The White House released the Fiscal Year 2019 budget proposal on February 12, 2018. The proposal includes several provisions and budget changes that may affect the cancer community. These include a possible reduction in the reimbursement amount for new drugs from Wholesale Acquisition Cost (WAC) +6 percent to WAC +3 percent and consolidation of Medicare Part B drugs into the Part D program.
Although metastatic triple negative breast cancer (TNBC) is responsible for just 10-15 percent of all breast cancer diagnoses, it is responsible for 35 percent of deaths related to breast cancer.

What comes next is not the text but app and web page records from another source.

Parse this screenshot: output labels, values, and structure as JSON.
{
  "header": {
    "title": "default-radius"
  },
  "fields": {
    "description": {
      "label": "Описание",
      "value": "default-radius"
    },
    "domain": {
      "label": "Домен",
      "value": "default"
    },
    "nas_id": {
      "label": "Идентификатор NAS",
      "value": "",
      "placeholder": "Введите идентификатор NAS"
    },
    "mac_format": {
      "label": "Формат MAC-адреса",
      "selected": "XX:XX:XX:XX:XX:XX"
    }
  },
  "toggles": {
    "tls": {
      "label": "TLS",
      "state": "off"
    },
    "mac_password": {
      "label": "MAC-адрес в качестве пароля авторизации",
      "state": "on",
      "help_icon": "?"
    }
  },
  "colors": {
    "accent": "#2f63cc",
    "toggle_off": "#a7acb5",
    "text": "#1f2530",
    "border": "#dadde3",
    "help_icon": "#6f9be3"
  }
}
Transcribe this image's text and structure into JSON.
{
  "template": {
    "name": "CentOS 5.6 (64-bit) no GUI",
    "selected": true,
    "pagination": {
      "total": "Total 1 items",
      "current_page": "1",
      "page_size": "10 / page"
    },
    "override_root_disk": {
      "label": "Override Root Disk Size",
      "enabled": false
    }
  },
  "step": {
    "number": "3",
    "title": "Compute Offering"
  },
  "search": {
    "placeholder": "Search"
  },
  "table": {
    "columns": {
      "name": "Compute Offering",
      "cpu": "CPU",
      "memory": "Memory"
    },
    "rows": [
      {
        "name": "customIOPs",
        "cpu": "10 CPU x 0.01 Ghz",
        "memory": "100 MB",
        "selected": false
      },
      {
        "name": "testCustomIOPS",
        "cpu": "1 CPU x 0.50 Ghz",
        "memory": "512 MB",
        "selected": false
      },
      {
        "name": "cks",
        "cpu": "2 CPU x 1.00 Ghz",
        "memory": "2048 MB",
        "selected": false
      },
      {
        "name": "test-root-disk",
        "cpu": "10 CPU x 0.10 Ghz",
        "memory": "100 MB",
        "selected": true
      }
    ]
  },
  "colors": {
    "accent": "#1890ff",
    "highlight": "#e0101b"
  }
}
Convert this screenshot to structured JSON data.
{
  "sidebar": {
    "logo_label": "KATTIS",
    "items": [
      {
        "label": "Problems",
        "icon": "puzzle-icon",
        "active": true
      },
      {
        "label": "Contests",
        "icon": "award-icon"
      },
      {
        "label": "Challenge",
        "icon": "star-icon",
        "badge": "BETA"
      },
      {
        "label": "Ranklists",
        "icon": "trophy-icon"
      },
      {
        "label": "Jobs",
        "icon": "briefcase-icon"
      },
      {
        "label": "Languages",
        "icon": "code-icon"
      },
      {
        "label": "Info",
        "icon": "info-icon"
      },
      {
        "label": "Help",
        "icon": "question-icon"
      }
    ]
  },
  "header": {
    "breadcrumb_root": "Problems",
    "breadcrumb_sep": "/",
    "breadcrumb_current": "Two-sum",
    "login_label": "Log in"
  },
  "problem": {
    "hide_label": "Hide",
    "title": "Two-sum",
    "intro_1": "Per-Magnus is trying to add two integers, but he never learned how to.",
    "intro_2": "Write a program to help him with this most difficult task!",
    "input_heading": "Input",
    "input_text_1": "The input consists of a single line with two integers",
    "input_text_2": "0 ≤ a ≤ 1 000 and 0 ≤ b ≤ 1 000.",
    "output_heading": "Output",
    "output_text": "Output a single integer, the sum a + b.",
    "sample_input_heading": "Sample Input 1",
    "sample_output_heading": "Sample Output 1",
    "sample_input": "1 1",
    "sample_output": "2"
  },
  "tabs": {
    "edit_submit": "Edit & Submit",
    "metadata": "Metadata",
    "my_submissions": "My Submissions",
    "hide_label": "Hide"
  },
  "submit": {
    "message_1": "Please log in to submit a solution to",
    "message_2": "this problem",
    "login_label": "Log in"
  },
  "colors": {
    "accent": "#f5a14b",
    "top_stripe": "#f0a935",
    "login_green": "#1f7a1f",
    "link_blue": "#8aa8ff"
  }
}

Now, a clinically relevant “liquid biopsy” test can be used to profile cancer genomes from blood and predict survival outcomes for patients (TNBC).
A new report examines ACCC’s actions to overcome coordination and communication challenges with education, peer-to-peer learning, and real-time solutions. The report’s findings underscore the need for for education, support, and resources on how to integrate emerging immunotherapies, new indications, and evolving knowledge about the toxicities related to these treatments.
Anthem is adjusting its controversial ER coverage policies after members and providers expressed concern about the insurer’s attempts to limit emergency room visits. Anthem attempted to discourage people from using the emergency room for primary care, but providers worried that patients would attempt to self-diagnose and delay critical emergency treatment.
CMS: Increased Medicare enrollment a major driver behind healthcare spending trends over next decade
Healthcare spending reached $3.5 trillion in 2017, a rate of 4.6% and slightly faster than the previous year’s rate of 4.3%. Medicare spending is also expected to climb as Baby Boomers age into the system. Actuaries predict an increase in spending of 5.5% over the next several years with spending reaching $5.7 trillion by 2026.
The U.S. Food and Drug Administration approved Johnson & Johnson Erleada on Wednesday. Erleada is used for use in prostate cancer patients whose disease has not spread but continues to grow despite hormone therapy. Johnson & Johnson’s previous blockbuster drug, Zytiga, faces competition this year. Generic competition for Zytiga may reach the market in 2018.
Bristol-Myers Squibb announced that it intends to pay a record $1.85 billion to Nektar Therapeutics, a small biotech startup, for rights to its experimental cancer drug, codenamed NKTR-214. Nektar will book 65% of global profits on the drug, should it reach the market, with Bristol getting the other 35%. These and other drugs that spur the immune system to fight cancer are the ‘hottest’ drugs on the market.